Coyotes in Calgary: What You Need to Know
There’s more to the furry critters than eating garbage and skirting across your lawn.
A coyote pup raised in captivity.
Photo by Shelley Alexander
Anyone who’s seen a group of coyotes flit through a back alley or rummage through trash in Calgary has probably asked themselves questions like "Are my pets and kids safe?" or "Should I be concerned about these animals?"
Here to answer those questions is Dr. Shelley Alexander, a professor of geography at the University of Calgary. She has been studying animals for more than 20 years and coyotes in particular for more than a decade. She's researched coyote diet, habitat and even how they’re portrayed in the media, to better our knowledge and interaction with these animals.
Alexander recalls an incident in 2005, when coyotes were killed because some children had been chased and scratched by them in Confederation Park, as a catalyst for further research into the creatures we live with in the city. “It seemed at that point a very timely thing to understand because we didn't have any research on that topic in Calgary,” she says. “It started out broader than [just coyotes], but it really got narrowed down just to coyotes.”
What Coyote Diets Can Tell Us
With the help of several grad students, Alexander conducted a number of studies over the course of several years, including one examining their diets, which had surprising results. “The main thing we found is that coyotes were mostly eating natural food sources — things like small mammals, birds and berries,” says Alexander. “We were surprised at how few of the scats actually contained pets, because there had been a lot complaints that coyotes had been killing pets. Less than two per cent contained pet, but about 14 per cent contained garbage.”
Though there isn’t much information regarding the link between animal conflict and garbage eating in Canada, the information culled from U.S. statistics showed a link between the two. While Alexander and her crew weren’t able to show a statistical trend in Calgary, they were able to identify that hotspots where coyotes ate garbage were the same spots that led to conflict.
“That tells us is it's important to manage garbage. Not every coyote that eats garbage is going to end up biting someone, but we know that garbage and habituation to that kind of food can lead to conflict.”

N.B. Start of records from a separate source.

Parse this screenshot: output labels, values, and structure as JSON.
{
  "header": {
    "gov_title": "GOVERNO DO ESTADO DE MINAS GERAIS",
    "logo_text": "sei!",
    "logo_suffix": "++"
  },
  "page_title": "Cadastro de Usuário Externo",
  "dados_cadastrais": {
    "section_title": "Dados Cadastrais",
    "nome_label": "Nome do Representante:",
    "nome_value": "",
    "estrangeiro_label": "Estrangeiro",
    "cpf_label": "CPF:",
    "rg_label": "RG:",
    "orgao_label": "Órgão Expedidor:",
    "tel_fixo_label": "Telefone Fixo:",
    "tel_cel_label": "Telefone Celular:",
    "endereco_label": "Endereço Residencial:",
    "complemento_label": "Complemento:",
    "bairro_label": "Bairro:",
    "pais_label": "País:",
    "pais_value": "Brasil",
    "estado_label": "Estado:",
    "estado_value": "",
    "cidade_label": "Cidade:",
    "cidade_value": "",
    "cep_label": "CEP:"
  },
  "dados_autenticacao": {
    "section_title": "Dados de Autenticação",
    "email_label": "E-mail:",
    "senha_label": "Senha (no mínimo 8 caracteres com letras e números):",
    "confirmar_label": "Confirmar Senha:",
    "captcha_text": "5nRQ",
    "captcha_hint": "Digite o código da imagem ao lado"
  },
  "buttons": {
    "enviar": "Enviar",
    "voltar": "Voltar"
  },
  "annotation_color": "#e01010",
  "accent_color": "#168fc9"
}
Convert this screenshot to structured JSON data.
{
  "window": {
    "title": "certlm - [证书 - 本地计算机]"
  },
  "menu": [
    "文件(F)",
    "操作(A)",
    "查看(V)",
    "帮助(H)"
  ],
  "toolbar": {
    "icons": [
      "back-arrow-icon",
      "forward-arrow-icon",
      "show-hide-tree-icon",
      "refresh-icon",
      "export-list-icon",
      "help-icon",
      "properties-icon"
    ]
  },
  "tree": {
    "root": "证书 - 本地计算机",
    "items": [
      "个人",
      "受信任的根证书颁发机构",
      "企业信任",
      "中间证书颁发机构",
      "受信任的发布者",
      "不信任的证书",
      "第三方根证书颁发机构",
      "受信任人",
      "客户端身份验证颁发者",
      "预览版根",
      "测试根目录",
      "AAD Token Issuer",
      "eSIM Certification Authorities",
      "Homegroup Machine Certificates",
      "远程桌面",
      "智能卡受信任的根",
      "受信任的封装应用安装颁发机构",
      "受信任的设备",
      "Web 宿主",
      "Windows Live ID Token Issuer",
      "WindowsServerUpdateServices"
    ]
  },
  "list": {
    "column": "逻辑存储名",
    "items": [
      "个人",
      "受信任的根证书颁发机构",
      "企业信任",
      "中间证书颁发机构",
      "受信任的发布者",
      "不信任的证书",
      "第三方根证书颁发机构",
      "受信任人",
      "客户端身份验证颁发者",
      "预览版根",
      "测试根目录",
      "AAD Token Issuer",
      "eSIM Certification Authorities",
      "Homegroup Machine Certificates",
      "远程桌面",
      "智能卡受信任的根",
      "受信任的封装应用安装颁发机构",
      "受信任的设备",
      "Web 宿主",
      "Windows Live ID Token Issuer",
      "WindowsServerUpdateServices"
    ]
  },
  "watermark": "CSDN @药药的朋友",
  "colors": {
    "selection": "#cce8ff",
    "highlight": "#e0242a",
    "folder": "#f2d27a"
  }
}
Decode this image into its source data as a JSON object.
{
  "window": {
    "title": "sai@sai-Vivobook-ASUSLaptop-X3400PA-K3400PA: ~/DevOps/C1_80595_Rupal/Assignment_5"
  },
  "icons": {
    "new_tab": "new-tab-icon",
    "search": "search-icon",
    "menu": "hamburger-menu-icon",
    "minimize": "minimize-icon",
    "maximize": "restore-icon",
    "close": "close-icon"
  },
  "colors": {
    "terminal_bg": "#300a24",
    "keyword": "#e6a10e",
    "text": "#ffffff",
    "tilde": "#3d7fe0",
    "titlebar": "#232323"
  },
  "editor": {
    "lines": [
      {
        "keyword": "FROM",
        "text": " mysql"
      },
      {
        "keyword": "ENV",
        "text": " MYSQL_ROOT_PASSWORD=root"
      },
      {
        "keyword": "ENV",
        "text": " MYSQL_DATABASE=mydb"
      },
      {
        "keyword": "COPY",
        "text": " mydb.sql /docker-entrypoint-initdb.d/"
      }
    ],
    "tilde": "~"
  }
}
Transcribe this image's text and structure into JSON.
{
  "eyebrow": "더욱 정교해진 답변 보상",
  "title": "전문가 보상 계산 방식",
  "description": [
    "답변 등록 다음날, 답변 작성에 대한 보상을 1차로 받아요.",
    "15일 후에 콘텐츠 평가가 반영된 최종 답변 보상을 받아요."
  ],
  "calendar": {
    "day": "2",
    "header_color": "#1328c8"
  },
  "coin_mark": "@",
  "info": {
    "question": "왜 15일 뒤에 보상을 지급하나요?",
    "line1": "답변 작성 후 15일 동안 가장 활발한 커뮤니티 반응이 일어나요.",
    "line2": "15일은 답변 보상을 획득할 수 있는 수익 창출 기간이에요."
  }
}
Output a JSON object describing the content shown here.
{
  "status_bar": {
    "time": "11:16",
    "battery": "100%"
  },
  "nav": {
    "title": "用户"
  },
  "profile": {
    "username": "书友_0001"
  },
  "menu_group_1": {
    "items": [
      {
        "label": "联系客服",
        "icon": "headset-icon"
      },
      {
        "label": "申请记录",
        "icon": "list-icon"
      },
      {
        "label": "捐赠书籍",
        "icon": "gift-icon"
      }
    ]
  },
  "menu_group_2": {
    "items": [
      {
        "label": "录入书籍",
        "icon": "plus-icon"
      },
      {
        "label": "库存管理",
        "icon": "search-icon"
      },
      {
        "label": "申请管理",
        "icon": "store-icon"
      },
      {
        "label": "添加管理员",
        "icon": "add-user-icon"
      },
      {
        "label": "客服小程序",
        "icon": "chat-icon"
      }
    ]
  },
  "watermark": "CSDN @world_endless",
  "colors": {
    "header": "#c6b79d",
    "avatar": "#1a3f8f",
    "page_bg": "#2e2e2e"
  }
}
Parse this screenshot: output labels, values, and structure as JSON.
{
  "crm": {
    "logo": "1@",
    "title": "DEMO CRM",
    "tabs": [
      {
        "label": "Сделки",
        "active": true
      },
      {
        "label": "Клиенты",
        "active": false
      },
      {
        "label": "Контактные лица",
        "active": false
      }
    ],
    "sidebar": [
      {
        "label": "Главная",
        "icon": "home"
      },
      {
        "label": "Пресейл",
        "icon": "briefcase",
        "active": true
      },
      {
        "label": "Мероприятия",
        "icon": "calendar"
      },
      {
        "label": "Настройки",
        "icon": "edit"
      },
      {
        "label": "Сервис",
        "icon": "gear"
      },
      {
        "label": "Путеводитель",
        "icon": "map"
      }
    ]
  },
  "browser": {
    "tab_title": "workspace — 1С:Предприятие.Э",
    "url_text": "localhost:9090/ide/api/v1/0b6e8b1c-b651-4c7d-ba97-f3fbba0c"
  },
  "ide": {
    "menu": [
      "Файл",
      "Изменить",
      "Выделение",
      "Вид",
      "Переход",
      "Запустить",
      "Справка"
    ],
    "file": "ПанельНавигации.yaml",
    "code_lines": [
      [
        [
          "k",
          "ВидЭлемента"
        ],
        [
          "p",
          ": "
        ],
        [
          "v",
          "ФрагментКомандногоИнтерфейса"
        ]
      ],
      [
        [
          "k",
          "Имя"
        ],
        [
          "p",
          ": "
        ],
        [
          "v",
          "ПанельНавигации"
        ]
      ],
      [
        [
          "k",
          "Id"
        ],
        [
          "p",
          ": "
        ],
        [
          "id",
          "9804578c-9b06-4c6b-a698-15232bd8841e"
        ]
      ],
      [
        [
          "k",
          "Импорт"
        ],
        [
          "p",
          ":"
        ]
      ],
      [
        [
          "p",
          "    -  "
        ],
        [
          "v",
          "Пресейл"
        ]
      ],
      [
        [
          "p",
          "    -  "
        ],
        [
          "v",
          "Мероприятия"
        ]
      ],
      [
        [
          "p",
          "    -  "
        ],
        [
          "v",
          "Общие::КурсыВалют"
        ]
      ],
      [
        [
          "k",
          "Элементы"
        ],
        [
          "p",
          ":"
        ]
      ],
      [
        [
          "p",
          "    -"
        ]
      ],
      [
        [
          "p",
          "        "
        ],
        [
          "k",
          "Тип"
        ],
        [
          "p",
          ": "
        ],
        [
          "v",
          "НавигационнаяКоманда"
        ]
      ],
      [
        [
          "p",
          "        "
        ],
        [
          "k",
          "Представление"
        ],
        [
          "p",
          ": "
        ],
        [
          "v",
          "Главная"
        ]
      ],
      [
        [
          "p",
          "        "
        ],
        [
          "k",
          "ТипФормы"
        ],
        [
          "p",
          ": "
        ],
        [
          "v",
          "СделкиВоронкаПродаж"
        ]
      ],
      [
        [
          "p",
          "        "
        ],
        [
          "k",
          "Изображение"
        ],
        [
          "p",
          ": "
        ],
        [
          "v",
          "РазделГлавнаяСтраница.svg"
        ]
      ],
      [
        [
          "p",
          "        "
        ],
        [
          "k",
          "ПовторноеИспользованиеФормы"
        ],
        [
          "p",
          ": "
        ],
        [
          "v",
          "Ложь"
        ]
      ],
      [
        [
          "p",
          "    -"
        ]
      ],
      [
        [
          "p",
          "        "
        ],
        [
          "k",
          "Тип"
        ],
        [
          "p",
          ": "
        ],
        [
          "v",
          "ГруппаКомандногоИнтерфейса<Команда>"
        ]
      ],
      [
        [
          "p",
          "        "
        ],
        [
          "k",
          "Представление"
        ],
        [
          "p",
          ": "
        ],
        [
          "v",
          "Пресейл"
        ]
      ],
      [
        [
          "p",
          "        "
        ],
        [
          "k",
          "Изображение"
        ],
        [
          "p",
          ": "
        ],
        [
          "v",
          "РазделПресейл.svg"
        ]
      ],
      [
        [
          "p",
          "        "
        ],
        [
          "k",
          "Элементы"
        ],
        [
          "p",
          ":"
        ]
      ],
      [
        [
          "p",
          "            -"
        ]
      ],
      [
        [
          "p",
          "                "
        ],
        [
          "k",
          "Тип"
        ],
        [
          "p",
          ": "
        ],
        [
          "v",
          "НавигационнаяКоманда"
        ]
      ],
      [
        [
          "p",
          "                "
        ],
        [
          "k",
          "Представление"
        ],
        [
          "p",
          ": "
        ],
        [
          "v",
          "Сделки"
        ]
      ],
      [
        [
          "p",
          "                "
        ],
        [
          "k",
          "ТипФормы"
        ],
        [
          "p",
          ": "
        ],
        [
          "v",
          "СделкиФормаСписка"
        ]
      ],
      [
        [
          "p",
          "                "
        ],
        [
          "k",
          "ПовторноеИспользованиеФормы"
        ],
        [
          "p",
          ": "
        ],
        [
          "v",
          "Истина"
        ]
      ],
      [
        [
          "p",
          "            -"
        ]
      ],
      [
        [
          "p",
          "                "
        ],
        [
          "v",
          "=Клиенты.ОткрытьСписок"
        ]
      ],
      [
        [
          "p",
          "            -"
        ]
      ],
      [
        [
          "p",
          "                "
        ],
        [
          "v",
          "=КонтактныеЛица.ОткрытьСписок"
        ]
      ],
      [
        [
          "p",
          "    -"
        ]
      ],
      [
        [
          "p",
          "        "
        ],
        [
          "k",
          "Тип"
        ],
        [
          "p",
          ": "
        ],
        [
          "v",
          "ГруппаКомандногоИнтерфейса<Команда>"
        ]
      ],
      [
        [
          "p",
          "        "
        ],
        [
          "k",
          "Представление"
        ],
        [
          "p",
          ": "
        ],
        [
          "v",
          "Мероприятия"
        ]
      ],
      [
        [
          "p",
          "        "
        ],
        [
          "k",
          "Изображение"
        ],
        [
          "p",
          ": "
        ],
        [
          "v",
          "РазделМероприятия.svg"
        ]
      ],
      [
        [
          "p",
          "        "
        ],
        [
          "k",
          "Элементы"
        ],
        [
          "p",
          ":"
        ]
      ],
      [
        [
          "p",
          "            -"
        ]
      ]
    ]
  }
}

Photo by Shelley Alexander
Coyotes whose parents are killed in culls suffer from a broken down social structure. Where the parents might have taught them where to eat safely, orphaned pup populations rebound fairly quickly and often are uneducated about how to safely avoid conflict with humans.
How Coyotes Are Presented in the Media
Another study conducted by Alexander and her grad students on the media portrayal of coyotes reinforces this notion. “We did the media content analysis and found that in 100 per cent of the attacks that were reported, all of those animals [that were necropsied] were shown to have been eating human food and garbage,” says Alexander.
The other point to note from that study, conducted over the course of 15 years, was that the media had a tendency veer towards the sensational, reporting many types of incident, from a coyote running out and toppling someone to just walking through backyards, as "attacks." When a coyote does kill, Alexander says, it is reported in an inflammatory way, using terms like "eviscerate" and "marauding," whereas when coyotes are killed, the terms used tend to be softer, such as "euthanize" or "dispatch."
“The language is very sanitized when it comes to what humans do, but with coyotes, we use a language that stereotypes them as doing something out of the norm. The language is so sensational that it evokes fear in people. Research shows that media has the potential to create fear. And if people have nowhere to go to find information to counter it, then they run with that fear.”
Alexander points out that, on average about 2.4 people in the country are bit or scratched by coyotes per year. “It's important for people not to be fearful of coyotes but to be respectful and aware, to be responsible for our own role when conflict arises.”
Alexander is currently seeking landowners in the Foothills/Parkhill region to take part in the Foothills Coyote Initiative by sharing their experiences with Coyotes. For more information, visit ucalgary.ca/canid-lab.